Anyway, I thought I would post this up here to see if anyone else has great ideas about what I might talk to them about or ask them, that may make the discussion more productive for all sides.
chininhands

Interview with Lev Lafayette

This is not the first interview on Gametime, but it is the first of a new series of interviews. Gametime is the New Zealand RPG groupblog, so in this series we interview people in the RPG scene with a New Zealand connection. Hope you enjoy it!


Lev Lafayette (tcpip) is the editor and publisher of RPG Review, a free .pdf zine that just released its second issue. He first came to my attention for his series of careful reviews of classic Gygax AD&D adventures, and his willingness to puncture conventional wisdom about these caused some controversy. He has written for ICE's Rolemaster line and has other projects currently under NDA.

Lev was born in Invercargill in the south of New Zealand in 1968. He lives in Melbourne, Australia, and visits NZ regularly. This interview was conducted via email between Oct '08 and Jan '09. Many of Lev's comments have been edited and smooshed together for a better reading experience.


How did you get into your first game?
Entirely by accident. I started gaming in 1981; the first game I actually played was RuneQuest, but I didn't realise it at the time (no, it wasn't on the character sheets). I was in the library with a stack of books and a group playing caught my eye. I watched quietly, worked out what was going on, and then, fairly cautiously (they were a year above me which gave them special authority in the ethos of the schoolyard), started participating.
Everything about the game - the handfuls of odd dice, the challenges, the mapping, the fantastic settings, the roleplaying - which there was quite a fair bit of - struck a chord with me. I knew this was for me.

Collapse )
chininhands

Interview: Craig Oxbrow, GM of 'The Watch House'

When I was in Edinburgh I was privileged to see in action 'The Watch House', a long-running game for the Buffy the Vampire Slayer RPG. I was fascinated by the extent to which the GM, craigoxbrow, was joined by several players in plotting and scheming for the game.

It's a game methodology unlike anything I've seen anywhere else.

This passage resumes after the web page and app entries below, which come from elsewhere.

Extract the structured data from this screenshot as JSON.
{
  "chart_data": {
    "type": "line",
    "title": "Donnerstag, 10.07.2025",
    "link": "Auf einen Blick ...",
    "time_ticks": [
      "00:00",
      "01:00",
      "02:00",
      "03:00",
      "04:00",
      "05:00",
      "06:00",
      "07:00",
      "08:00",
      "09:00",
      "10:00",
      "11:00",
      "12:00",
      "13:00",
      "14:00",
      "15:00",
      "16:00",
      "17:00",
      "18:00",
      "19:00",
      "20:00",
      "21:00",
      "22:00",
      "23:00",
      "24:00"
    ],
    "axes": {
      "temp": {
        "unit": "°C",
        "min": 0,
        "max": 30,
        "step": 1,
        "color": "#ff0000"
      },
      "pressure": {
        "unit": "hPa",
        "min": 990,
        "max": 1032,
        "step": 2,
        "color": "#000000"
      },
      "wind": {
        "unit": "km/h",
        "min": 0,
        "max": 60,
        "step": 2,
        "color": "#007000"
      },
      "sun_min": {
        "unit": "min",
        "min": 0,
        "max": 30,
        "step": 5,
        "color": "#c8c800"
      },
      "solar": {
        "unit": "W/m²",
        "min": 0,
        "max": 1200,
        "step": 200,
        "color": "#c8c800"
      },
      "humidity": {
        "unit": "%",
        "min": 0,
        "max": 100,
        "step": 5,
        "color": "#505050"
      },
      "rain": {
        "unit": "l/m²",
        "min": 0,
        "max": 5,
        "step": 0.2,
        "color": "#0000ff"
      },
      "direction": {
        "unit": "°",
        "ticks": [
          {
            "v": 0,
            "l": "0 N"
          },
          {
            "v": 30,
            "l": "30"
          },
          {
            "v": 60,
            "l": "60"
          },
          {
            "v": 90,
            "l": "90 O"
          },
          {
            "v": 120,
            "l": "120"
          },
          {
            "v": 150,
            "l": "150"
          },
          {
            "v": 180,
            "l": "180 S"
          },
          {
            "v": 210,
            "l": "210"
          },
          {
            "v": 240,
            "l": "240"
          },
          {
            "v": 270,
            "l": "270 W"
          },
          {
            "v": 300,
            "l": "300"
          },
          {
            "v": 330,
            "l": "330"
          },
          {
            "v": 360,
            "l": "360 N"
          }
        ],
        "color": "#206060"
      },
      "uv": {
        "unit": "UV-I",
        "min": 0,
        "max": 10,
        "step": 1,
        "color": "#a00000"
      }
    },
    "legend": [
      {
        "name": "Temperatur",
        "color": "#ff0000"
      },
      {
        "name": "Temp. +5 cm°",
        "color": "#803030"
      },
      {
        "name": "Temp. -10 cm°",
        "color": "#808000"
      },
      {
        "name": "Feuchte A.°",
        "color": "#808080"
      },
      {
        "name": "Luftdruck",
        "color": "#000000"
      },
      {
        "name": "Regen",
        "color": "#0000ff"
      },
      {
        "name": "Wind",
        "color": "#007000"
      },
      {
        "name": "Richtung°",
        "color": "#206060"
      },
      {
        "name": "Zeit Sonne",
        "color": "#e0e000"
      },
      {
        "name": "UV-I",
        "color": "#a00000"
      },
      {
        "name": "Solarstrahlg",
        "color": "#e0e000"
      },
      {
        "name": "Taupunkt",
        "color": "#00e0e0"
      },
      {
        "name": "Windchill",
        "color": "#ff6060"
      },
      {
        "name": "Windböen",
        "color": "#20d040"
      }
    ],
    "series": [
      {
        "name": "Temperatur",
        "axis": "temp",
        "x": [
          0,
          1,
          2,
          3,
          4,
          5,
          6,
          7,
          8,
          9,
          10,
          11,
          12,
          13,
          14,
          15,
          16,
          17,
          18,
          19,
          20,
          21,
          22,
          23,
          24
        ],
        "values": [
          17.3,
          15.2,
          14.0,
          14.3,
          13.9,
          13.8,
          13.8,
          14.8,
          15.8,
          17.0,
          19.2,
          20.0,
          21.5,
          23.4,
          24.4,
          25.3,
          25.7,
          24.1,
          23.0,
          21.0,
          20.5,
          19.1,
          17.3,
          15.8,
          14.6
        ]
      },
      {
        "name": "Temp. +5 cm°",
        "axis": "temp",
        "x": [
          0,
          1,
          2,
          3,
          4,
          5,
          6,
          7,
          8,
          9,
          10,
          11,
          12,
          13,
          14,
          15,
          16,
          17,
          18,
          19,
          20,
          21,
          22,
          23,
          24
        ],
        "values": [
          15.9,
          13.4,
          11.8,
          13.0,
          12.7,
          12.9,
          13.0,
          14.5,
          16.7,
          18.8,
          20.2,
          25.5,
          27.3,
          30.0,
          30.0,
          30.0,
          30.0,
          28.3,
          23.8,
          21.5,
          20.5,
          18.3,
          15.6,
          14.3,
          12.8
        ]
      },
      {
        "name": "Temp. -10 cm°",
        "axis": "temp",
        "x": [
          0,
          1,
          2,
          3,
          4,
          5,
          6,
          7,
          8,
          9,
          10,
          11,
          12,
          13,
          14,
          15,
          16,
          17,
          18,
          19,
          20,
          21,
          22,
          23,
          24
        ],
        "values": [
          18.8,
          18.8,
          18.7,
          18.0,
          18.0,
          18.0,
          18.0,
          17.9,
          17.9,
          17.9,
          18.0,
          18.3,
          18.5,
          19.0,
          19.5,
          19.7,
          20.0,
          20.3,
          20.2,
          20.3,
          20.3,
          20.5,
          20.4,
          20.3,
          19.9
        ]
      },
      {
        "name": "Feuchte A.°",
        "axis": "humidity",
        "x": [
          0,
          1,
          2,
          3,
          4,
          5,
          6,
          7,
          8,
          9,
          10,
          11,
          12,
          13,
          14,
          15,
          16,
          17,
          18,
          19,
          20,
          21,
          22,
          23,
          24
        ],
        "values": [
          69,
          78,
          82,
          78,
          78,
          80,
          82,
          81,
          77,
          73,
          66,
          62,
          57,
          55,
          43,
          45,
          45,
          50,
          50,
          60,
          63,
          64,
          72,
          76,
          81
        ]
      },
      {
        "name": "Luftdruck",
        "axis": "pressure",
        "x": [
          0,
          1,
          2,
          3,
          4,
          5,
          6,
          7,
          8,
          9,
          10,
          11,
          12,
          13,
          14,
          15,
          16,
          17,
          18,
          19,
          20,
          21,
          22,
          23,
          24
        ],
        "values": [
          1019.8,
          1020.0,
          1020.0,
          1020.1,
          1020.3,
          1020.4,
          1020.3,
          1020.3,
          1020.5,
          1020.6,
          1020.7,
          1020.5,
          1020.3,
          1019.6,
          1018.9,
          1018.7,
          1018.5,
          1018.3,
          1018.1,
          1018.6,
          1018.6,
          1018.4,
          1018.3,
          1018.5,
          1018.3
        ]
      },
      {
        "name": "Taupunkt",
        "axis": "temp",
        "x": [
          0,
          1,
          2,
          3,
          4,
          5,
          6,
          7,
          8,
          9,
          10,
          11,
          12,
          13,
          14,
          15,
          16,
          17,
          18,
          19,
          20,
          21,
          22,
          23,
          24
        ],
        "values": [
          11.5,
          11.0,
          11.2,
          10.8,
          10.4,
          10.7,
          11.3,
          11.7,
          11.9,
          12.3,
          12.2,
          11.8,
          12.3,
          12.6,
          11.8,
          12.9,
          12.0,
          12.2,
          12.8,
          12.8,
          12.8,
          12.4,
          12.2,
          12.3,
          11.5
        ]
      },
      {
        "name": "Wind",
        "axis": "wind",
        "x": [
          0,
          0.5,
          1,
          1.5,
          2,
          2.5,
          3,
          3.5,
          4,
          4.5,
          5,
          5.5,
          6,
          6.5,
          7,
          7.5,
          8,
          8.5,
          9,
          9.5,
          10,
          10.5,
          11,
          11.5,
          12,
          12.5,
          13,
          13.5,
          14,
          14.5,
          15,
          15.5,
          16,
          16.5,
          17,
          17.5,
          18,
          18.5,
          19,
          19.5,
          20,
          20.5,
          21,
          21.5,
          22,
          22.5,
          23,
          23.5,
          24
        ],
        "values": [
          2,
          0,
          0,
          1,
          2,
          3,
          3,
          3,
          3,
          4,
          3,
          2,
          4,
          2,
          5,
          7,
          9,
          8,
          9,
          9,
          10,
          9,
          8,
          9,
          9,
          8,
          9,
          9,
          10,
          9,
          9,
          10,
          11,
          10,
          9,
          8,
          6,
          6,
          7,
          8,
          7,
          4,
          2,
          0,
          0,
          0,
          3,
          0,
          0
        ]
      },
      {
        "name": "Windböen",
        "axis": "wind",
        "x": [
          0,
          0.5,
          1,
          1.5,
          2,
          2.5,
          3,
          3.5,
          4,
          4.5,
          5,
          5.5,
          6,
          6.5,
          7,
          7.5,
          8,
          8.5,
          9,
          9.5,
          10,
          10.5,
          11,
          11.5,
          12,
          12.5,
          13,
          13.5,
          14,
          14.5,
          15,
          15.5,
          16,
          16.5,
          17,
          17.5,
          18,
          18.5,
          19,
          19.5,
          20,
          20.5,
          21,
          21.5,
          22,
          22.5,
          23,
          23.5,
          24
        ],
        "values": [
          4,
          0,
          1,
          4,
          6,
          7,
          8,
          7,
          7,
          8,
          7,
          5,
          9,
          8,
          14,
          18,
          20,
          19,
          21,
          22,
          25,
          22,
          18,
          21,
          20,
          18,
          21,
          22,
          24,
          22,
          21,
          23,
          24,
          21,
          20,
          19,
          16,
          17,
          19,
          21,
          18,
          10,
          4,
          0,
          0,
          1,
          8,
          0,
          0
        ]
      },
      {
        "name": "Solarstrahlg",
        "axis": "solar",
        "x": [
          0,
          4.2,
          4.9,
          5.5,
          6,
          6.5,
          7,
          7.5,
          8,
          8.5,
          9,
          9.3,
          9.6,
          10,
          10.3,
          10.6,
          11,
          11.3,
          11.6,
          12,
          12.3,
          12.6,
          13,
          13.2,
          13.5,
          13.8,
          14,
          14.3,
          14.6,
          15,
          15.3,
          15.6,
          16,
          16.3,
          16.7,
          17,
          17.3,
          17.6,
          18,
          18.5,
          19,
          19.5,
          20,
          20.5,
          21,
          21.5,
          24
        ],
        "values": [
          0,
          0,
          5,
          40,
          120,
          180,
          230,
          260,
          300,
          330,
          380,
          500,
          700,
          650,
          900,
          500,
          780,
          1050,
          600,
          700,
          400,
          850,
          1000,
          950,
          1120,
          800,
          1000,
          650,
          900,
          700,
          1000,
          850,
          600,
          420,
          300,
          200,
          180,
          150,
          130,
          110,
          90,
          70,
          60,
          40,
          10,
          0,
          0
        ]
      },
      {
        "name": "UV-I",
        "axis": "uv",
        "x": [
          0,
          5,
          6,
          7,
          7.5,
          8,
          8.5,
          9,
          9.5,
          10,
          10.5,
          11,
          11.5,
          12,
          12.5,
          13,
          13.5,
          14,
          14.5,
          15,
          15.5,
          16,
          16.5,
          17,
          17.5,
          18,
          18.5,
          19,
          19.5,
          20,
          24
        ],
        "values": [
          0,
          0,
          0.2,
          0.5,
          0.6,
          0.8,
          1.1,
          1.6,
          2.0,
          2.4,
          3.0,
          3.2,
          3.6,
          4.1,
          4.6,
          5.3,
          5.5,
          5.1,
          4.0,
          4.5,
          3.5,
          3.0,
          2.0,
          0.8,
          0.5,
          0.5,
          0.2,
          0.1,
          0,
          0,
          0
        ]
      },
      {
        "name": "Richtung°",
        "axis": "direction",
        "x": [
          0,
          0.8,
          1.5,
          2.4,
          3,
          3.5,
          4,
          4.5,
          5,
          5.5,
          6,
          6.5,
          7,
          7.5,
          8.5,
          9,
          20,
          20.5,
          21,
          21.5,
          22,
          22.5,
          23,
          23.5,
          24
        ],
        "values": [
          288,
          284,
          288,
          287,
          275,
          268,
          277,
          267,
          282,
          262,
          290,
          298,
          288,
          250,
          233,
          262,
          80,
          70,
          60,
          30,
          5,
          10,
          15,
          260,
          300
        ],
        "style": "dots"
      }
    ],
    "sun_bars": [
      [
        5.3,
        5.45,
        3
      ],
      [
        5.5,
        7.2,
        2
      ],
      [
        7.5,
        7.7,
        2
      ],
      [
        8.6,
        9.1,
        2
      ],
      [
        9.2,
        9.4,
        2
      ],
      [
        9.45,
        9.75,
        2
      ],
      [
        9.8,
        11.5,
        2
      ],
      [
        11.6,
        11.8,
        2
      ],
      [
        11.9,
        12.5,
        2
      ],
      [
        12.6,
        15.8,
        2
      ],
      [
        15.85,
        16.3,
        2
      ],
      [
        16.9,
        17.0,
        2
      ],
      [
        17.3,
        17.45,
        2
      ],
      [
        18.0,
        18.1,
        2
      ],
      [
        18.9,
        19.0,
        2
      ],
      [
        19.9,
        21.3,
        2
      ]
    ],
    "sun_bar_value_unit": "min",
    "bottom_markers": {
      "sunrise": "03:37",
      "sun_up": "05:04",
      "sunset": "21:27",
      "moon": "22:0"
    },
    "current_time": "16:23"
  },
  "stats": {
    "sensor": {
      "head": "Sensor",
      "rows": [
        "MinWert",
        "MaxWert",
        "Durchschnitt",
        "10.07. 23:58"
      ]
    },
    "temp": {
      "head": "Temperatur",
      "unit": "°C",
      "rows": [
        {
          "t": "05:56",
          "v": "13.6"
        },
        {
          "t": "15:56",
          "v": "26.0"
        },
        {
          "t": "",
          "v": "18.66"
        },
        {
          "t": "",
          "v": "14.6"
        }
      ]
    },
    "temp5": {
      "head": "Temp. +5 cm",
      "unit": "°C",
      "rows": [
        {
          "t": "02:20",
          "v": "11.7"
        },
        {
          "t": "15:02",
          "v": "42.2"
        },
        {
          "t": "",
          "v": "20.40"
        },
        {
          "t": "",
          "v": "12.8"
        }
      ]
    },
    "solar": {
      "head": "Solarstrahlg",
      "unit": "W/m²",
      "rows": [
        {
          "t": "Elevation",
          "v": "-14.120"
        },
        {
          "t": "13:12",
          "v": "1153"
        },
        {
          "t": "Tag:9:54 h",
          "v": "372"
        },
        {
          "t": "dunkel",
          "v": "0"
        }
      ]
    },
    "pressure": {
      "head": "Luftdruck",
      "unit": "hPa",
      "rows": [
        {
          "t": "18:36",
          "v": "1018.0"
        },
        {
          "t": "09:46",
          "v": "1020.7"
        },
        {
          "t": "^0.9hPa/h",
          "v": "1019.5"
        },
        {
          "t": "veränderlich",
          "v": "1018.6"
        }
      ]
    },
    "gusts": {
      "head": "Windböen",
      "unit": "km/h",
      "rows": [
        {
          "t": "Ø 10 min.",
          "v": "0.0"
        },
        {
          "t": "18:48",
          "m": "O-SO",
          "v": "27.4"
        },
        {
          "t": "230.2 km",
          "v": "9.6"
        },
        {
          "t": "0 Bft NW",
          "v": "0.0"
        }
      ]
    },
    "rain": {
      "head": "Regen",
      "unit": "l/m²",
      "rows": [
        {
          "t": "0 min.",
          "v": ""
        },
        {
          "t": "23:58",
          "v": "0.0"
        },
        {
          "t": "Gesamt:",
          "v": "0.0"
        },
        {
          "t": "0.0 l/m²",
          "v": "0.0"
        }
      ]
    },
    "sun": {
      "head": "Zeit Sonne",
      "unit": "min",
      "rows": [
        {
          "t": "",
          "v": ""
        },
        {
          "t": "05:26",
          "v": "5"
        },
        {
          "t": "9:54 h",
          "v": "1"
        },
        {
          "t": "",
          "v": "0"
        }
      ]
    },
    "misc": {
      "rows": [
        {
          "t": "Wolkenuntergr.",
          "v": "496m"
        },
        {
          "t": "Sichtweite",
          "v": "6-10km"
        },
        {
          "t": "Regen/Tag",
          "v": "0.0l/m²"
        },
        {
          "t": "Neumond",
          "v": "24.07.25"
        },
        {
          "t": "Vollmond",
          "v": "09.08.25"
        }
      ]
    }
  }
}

And it seems to be working, with fantastic and much-loved Actual Play reports on RPG.net, and great love for the game from its players.

I've talked Craig into answering a few questions about how things are done in The Watch House. So here's part one of the interview...

Collapse )